Pharma companies are at the forefront of making available existing drugs to hospitals, especially BMC hospitals to see if they work on COVID-19 patients. For instance, Kiran Mazumdar Shaw's Biocon provided immunomodulatory drug 'Itolizumab,' which will be used by BMC hospitals to treat extremely critical COVID-19 cases as seen from the recovery of two patients from Nair hospital earlier this week. Cipla's Tocilizumab is also being tested. This will help in preventing the rising number of COVID-19 deaths in the city, which have been observed to be taking place within a day or two of the patient being brought to the hospital.
Dr Hemant Deshmukh, dean at Mumbai's BMC-run KEM hospital whose 35-year-old patient became the first in the state to receive Biocon manufactured Itolizumab—used for treating psoriasis, a skin condition—by way of infusion, said, "It is important to get the right treatments for critically ill COVID-19 patients and these are welcome measures."

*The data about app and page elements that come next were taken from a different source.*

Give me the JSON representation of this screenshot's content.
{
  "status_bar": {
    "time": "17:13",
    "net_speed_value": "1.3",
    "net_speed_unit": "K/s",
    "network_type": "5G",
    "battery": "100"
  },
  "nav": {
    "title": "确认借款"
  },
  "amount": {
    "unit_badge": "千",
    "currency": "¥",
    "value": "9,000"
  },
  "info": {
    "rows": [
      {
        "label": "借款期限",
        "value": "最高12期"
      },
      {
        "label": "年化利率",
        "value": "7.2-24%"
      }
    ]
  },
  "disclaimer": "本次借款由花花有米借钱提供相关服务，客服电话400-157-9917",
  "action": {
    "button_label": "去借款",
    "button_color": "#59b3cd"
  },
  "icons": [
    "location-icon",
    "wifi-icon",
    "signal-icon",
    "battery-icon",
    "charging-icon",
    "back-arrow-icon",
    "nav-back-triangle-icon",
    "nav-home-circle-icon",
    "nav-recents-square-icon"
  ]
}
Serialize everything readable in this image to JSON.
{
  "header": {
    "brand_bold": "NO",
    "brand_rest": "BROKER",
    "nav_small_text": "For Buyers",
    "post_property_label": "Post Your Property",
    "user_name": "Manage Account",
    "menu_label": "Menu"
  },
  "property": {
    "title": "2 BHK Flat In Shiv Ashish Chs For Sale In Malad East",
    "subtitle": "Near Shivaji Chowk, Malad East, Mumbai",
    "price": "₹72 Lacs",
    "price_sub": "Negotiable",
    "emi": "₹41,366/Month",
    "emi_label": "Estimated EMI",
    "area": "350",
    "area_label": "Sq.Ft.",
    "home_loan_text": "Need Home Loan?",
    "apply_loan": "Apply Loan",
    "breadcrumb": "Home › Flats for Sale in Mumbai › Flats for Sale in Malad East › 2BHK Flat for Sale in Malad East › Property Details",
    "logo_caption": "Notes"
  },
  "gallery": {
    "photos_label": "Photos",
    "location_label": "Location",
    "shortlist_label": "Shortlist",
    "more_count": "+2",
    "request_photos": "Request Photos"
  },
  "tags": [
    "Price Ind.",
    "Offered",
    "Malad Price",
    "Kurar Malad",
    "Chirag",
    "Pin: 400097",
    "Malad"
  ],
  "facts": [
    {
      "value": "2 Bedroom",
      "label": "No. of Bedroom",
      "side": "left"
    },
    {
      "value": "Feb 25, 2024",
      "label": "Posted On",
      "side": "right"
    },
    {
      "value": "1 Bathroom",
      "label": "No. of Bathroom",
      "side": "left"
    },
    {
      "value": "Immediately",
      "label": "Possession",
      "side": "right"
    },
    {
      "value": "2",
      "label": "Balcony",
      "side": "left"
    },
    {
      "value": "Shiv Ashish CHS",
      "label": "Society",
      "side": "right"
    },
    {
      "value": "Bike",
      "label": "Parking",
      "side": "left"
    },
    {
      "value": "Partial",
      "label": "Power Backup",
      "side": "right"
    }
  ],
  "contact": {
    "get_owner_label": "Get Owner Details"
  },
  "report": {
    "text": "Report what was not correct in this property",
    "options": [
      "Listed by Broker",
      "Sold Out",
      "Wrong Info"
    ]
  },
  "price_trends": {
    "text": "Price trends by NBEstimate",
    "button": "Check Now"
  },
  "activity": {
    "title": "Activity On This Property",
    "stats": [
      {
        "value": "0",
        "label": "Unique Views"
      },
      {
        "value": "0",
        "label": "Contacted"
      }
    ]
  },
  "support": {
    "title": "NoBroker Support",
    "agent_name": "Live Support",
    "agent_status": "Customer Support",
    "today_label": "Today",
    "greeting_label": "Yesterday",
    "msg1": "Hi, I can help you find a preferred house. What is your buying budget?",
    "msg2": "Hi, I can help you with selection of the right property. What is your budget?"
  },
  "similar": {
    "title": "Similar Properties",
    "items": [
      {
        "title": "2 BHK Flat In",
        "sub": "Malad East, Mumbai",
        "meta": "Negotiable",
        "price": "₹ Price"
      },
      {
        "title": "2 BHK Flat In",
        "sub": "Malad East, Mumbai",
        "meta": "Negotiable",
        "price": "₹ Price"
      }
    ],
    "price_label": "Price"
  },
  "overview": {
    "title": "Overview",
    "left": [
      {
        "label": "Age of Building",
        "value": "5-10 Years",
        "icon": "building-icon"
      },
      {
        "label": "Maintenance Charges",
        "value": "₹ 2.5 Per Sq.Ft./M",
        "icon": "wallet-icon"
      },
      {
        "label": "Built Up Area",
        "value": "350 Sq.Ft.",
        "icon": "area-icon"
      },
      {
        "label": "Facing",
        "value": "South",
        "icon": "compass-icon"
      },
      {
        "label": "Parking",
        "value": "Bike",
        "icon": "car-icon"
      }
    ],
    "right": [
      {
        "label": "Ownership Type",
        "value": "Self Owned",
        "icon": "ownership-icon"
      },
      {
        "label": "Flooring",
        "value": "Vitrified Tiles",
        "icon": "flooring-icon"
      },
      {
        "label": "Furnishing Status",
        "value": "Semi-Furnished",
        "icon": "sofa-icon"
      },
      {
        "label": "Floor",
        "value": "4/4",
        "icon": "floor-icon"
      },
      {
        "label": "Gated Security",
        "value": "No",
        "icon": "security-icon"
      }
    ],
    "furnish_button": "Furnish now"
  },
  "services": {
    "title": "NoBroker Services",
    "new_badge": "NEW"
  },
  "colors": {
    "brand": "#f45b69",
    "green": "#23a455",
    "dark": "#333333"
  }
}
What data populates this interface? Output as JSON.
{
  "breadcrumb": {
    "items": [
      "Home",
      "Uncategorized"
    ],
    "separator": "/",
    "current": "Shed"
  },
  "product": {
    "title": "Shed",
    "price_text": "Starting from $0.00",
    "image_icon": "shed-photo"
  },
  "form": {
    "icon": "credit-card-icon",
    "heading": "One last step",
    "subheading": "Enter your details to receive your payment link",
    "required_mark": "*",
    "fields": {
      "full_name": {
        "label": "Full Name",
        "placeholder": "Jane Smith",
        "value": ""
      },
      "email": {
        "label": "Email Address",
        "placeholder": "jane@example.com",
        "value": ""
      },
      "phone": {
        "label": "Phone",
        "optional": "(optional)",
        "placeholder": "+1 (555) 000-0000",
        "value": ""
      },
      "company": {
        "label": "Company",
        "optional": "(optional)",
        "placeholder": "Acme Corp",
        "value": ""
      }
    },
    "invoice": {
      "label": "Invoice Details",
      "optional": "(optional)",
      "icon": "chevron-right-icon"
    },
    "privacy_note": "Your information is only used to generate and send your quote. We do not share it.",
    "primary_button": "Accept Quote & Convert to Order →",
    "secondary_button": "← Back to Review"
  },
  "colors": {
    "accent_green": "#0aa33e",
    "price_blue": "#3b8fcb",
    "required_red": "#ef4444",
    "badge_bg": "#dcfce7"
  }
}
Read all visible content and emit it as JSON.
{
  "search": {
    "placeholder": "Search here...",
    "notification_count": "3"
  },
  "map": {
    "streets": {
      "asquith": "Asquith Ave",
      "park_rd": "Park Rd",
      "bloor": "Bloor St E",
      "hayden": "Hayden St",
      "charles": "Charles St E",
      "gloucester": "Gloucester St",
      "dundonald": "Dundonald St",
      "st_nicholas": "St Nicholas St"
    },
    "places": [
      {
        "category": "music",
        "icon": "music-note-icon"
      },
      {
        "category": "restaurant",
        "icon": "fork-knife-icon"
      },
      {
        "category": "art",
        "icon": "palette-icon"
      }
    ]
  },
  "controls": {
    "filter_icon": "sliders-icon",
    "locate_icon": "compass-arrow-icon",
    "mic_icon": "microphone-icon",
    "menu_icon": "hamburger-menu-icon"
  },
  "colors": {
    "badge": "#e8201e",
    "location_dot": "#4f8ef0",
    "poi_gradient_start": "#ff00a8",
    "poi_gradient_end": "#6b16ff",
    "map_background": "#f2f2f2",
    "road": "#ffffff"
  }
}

But even as drug trials remain underway, the BMC is busy procuring oxygen cylinders to cater to a high number of symptomatic patients, who will be admitted soon. Portable ICU units and 100 beds in open areas of the NSCI stadium are also being set up.
Predicting that the number of cases will touch 75,000 mark by the end of this month and 80 per cent of them report as asymptomatics, it will only be a small number of critical patients whom it will have to treat with oxygen support and ventilators.
"Sourcing them in advance will help in ensuring that patients with low blood oxygen levels don't die due to a lack of oxygen support. We now have beds with oxygen support at Bombay Exhibition Centre (2000), 1000 at BKC, 500 at NSCI and 300 in Andheri," said a BMC official.